-- Data shown follows --

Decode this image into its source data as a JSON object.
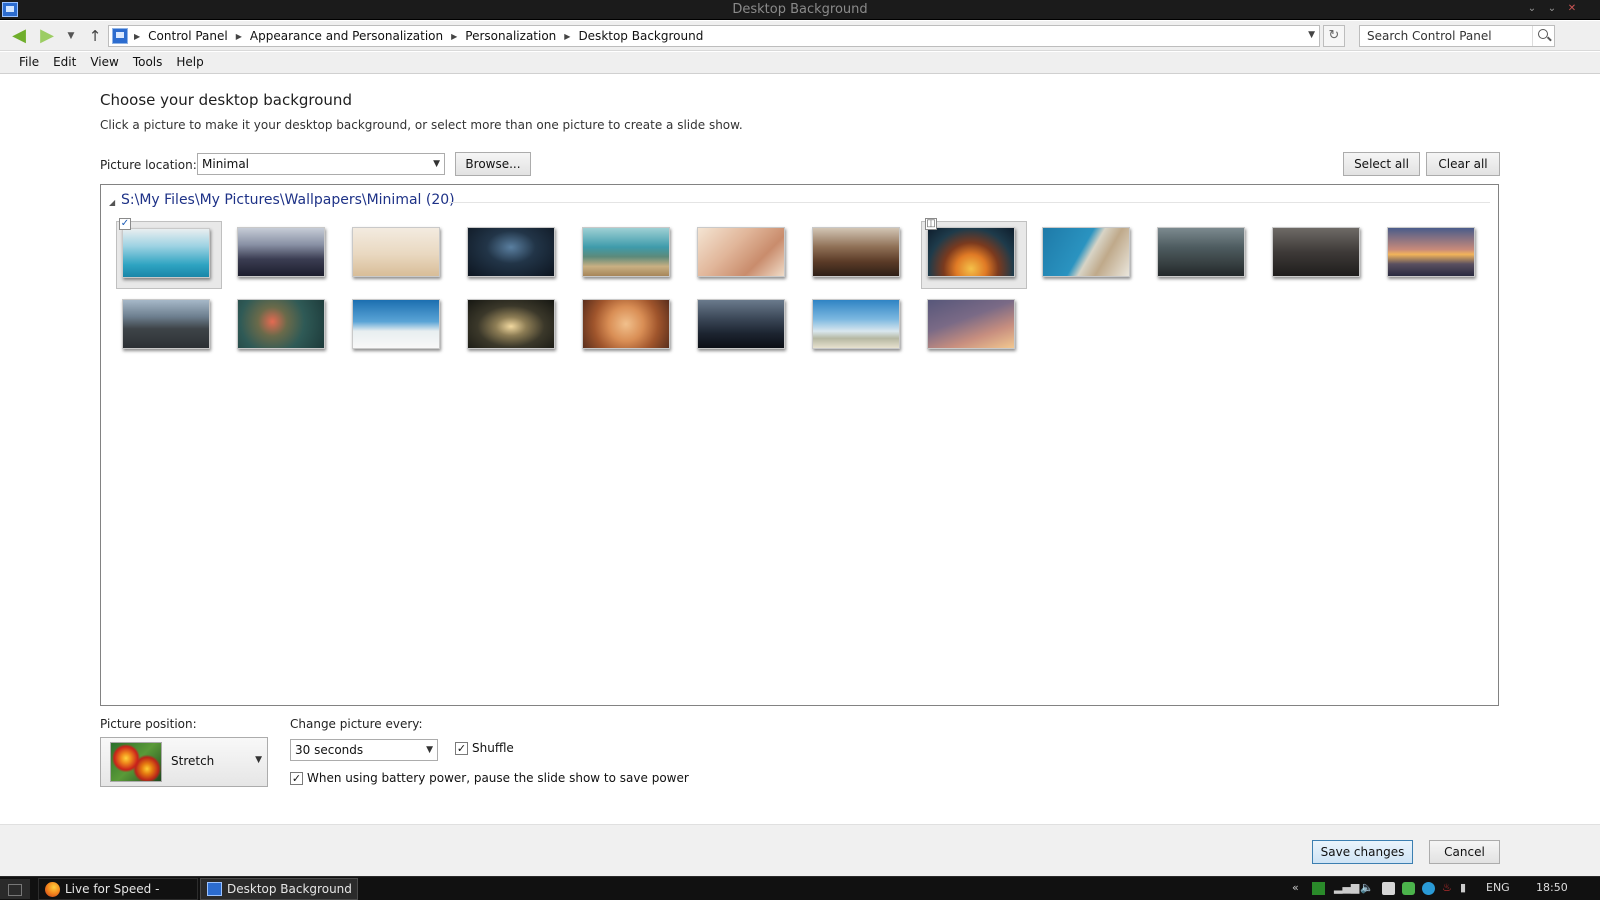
{
  "window": {
    "title": "Desktop Background",
    "controls": [
      "⌄",
      "⌄",
      "✕"
    ]
  },
  "navigation": {
    "breadcrumbs": [
      "Control Panel",
      "Appearance and Personalization",
      "Personalization",
      "Desktop Background"
    ],
    "search_placeholder": "Search Control Panel"
  },
  "menu": [
    "File",
    "Edit",
    "View",
    "Tools",
    "Help"
  ],
  "main": {
    "heading": "Choose your desktop background",
    "subheading": "Click a picture to make it your desktop background, or select more than one picture to create a slide show.",
    "picture_location_label": "Picture location:",
    "picture_location_value": "Minimal",
    "browse_label": "Browse...",
    "select_all_label": "Select all",
    "clear_all_label": "Clear all",
    "group_title": "S:\\My Files\\My Pictures\\Wallpapers\\Minimal (20)",
    "thumbnails": [
      {
        "name": "wallpaper-01",
        "checked": true
      },
      {
        "name": "wallpaper-02",
        "checked": false
      },
      {
        "name": "wallpaper-03",
        "checked": false
      },
      {
        "name": "wallpaper-04",
        "checked": false
      },
      {
        "name": "wallpaper-05",
        "checked": false
      },
      {
        "name": "wallpaper-06",
        "checked": false
      },
      {
        "name": "wallpaper-07",
        "checked": false
      },
      {
        "name": "wallpaper-08",
        "checked": false
      },
      {
        "name": "wallpaper-09",
        "checked": false
      },
      {
        "name": "wallpaper-10",
        "checked": false
      },
      {
        "name": "wallpaper-11",
        "checked": false
      },
      {
        "name": "wallpaper-12",
        "checked": false
      },
      {
        "name": "wallpaper-13",
        "checked": false
      },
      {
        "name": "wallpaper-14",
        "checked": false
      },
      {
        "name": "wallpaper-15",
        "checked": false
      },
      {
        "name": "wallpaper-16",
        "checked": false
      },
      {
        "name": "wallpaper-17",
        "checked": false
      },
      {
        "name": "wallpaper-18",
        "checked": false
      },
      {
        "name": "wallpaper-19",
        "checked": false
      },
      {
        "name": "wallpaper-20",
        "checked": false
      }
    ]
  },
  "options": {
    "position_label": "Picture position:",
    "position_value": "Stretch",
    "change_every_label": "Change picture every:",
    "change_every_value": "30 seconds",
    "shuffle_label": "Shuffle",
    "shuffle_checked": true,
    "battery_label": "When using battery power, pause the slide show to save power",
    "battery_checked": true
  },
  "footer": {
    "save_label": "Save changes",
    "cancel_label": "Cancel"
  },
  "taskbar": {
    "tasks": [
      "Live for Speed - Repl...",
      "Desktop Background"
    ],
    "language": "ENG",
    "time": "18:50"
  }
}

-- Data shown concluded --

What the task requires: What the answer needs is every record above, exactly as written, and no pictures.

Solution below:
Decode this image into its source data as a JSON object.
{
  "window": {
    "title": "Desktop Background",
    "controls": [
      "⌄",
      "⌄",
      "✕"
    ]
  },
  "navigation": {
    "breadcrumbs": [
      "Control Panel",
      "Appearance and Personalization",
      "Personalization",
      "Desktop Background"
    ],
    "search_placeholder": "Search Control Panel"
  },
  "menu": [
    "File",
    "Edit",
    "View",
    "Tools",
    "Help"
  ],
  "main": {
    "heading": "Choose your desktop background",
    "subheading": "Click a picture to make it your desktop background, or select more than one picture to create a slide show.",
    "picture_location_label": "Picture location:",
    "picture_location_value": "Minimal",
    "browse_label": "Browse...",
    "select_all_label": "Select all",
    "clear_all_label": "Clear all",
    "group_title": "S:\\My Files\\My Pictures\\Wallpapers\\Minimal (20)",
    "thumbnails": [
      {
        "name": "wallpaper-01",
        "checked": true
      },
      {
        "name": "wallpaper-02",
        "checked": false
      },
      {
        "name": "wallpaper-03",
        "checked": false
      },
      {
        "name": "wallpaper-04",
        "checked": false
      },
      {
        "name": "wallpaper-05",
        "checked": false
      },
      {
        "name": "wallpaper-06",
        "checked": false
      },
      {
        "name": "wallpaper-07",
        "checked": false
      },
      {
        "name": "wallpaper-08",
        "checked": false
      },
      {
        "name": "wallpaper-09",
        "checked": false
      },
      {
        "name": "wallpaper-10",
        "checked": false
      },
      {
        "name": "wallpaper-11",
        "checked": false
      },
      {
        "name": "wallpaper-12",
        "checked": false
      },
      {
        "name": "wallpaper-13",
        "checked": false
      },
      {
        "name": "wallpaper-14",
        "checked": false
      },
      {
        "name": "wallpaper-15",
        "checked": false
      },
      {
        "name": "wallpaper-16",
        "checked": false
      },
      {
        "name": "wallpaper-17",
        "checked": false
      },
      {
        "name": "wallpaper-18",
        "checked": false
      },
      {
        "name": "wallpaper-19",
        "checked": false
      },
      {
        "name": "wallpaper-20",
        "checked": false
      }
    ]
  },
  "options": {
    "position_label": "Picture position:",
    "position_value": "Stretch",
    "change_every_label": "Change picture every:",
    "change_every_value": "30 seconds",
    "shuffle_label": "Shuffle",
    "shuffle_checked": true,
    "battery_label": "When using battery power, pause the slide show to save power",
    "battery_checked": true
  },
  "footer": {
    "save_label": "Save changes",
    "cancel_label": "Cancel"
  },
  "taskbar": {
    "tasks": [
      "Live for Speed - Repl...",
      "Desktop Background"
    ],
    "language": "ENG",
    "time": "18:50"
  }
}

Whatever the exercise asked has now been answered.